As environmental consciousness grows, there is an increasing demand for eco-friendly inks and processes in central screen printing. Manufacturers are developing inks that are water-based, free from harmful chemicals, and have minimal impact on the environment. Additionally, advancements in reclaiming and recycling technologies are making the process more sustainable.

2. Digital Integration and Automation

Central screen printing is merging with digital technologies, allowing for easier file preparation, color management, and automation in the printing process. Digital integration enables faster setup times, accurate color reproduction, and streamlined workflows, making central screen printing more efficient and cost-effective.

3. Specialty Effects and Finishes

Central screen printing is being pushed to new creative heights with the development of specialty effects and finishes. Manufacturers are introducing inks that create textured, metallic, or glow-in-the-dark prints. These effects add depth and visual interest to prints, making them stand out and capture attention.

4. Integration with Augmented Reality

Augmented reality (AR) is finding its way into central screen printing, creating interactive and immersive experiences. Printed designs can be enhanced with AR content, such as animations, videos, or additional information. This integration adds a new dimension to prints, making them more engaging and captivating.

5. Improved Durability and Washability

Manufacturers are continuously working on improving the durability and washability of central screen printing. New ink formulations and curing methods are being developed to ensure that prints can withstand frequent washing, exposure to sunlight, and other environmental factors without fading or deteriorating.

In conclusion, central screen printing is an indispensable printing technique that offers immense versatility, precision, and durability. With its ability to deliver vibrant and long-lasting prints, it has become a favorite among various industries. By understanding the intricacies of central screen printing, you can harness its power and unlock a world of creative possibilities for your own projects.
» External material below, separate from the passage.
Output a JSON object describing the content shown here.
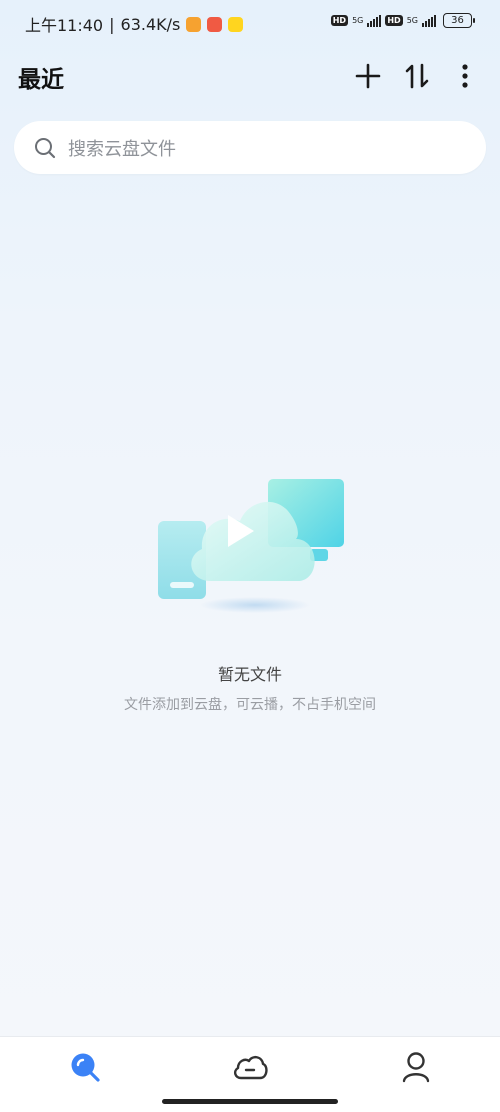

Related video of Central Screen Printing: A Comprehensive Guide to This Essential Printing Technique